So they recreated these clouds in the form of a lip balm as a sort of outreach project, calling it Centre of the Galaxy.
The Scent of Apollo
But since then, the nascent lab has taken meteorites like those Lanza and crew were hunting for. They want to draw out the possible smells of the Moon or Mars, in the former case to jog the memories of the few remaining people who’ve ever stepped foot on another world.
“Ideally we’d like to create the scent of the Moon and then get one of the remaining moonwalkers to smell it and let us know how close it smells to actually being there — well, at least the scents they described when getting back into the modules, which might’ve come from lunar dust,” Harrison says.
Creating a smell involves a process called solid phase microextraction.
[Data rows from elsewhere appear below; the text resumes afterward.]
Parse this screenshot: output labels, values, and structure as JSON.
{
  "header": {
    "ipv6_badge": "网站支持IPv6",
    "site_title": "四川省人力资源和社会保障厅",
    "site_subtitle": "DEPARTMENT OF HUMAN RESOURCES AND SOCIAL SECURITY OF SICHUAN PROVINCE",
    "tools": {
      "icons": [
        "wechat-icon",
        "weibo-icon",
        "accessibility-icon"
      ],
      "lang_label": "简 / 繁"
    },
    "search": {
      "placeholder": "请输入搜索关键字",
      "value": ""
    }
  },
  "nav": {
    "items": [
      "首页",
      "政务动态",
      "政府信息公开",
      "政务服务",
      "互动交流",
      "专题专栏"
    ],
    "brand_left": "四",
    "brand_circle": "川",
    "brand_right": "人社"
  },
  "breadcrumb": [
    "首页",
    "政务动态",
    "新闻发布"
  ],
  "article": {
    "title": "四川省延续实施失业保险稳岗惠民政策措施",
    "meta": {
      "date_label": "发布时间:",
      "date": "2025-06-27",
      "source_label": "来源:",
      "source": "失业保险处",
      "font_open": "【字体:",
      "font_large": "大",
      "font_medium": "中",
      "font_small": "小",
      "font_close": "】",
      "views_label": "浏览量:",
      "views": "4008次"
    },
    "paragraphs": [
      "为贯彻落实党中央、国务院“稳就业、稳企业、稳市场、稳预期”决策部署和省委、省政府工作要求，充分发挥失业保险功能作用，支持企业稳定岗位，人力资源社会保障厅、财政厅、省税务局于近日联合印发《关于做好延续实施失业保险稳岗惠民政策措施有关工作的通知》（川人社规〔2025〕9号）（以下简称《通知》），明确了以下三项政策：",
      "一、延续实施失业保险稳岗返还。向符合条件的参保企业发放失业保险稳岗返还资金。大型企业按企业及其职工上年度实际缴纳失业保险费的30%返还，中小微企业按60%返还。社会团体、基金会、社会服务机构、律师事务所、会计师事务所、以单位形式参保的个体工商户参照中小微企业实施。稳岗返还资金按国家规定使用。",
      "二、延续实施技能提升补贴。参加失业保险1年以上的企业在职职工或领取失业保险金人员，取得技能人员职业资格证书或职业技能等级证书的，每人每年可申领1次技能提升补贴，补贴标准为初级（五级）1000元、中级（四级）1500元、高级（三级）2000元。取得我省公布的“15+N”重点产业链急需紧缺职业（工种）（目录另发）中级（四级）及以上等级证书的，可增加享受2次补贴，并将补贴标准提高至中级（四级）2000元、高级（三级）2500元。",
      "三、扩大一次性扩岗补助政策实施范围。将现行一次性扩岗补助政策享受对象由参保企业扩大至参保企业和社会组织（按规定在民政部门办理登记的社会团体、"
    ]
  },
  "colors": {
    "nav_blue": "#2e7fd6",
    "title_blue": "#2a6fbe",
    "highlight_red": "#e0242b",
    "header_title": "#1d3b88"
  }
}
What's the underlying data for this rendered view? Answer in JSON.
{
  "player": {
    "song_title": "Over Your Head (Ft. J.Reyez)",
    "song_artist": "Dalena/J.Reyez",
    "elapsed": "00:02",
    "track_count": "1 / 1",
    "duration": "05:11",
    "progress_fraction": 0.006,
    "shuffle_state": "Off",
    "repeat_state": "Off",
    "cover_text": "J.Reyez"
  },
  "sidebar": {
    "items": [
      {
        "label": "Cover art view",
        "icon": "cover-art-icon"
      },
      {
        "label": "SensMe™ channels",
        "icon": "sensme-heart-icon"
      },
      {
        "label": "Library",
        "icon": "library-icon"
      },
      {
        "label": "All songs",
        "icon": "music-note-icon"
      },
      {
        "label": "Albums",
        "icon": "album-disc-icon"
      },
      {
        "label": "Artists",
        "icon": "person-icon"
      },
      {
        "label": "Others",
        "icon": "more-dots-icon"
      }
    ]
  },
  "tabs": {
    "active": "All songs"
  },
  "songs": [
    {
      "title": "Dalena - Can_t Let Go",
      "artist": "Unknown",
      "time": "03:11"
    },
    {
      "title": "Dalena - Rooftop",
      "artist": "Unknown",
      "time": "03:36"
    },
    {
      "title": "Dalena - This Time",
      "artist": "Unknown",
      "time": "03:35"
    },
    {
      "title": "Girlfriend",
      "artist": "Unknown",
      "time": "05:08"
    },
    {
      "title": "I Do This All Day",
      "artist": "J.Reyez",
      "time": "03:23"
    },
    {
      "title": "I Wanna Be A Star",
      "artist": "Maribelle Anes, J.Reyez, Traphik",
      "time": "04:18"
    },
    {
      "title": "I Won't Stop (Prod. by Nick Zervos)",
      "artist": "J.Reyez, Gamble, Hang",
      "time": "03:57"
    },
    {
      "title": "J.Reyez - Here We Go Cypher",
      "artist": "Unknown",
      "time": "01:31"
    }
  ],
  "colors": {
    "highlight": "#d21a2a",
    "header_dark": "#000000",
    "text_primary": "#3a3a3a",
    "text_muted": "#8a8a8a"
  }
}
You put the smelly thing in a jar, and attach a filament to capture the smell emitted. Then you throw that into a couple machines to analyze the scent and figure out what molecules are giving off a particular smell. This, in turn, gives an idea of how to recreate a smell.
A simple “scratch and sniff” type of scent strip might last a couple days, but putting it into an oil — like, say, a lip balm — can make the volatile chemicals that create smell last significantly longer.
The smell lab could eventually turn to packing up a few chemicals in an oily form for the early stages of a Mars mission, but putting a smell lab on board could turn out even better.
“To maximize shelf life for astronauts, I’d imagine creating scented oils would provide the longest life,” Harrison says. “But as long as you’ve got the recipe for the scent … and the components needed to artificially create that scent, you could ideally create more as you go.”
It may be part of a suite of sensory experiences from home provided for future astronauts. NASA is already working with Microsoft on its HoloLens platform to create augmented reality experiences for astronauts. That might include audio messages from home. And maybe an astronaut longing for a hot summer day might crack open up a vial and remember the smell of fresh cut grass.
“I really think that my tentmate was onto something — I would bring essential oils with a variety of smells and a bunch of different sounds from Earth,” Lanza says as advice to future Mars explorers.
After all, in those close quarters, it could be just the thing to bring you home on an especially homesick day.
This article originally appeared on Discovermagazine.com.
Editor’s Note: The Five Senses In Space project is run through Arizona State University. An earlier version misstated its affiliation.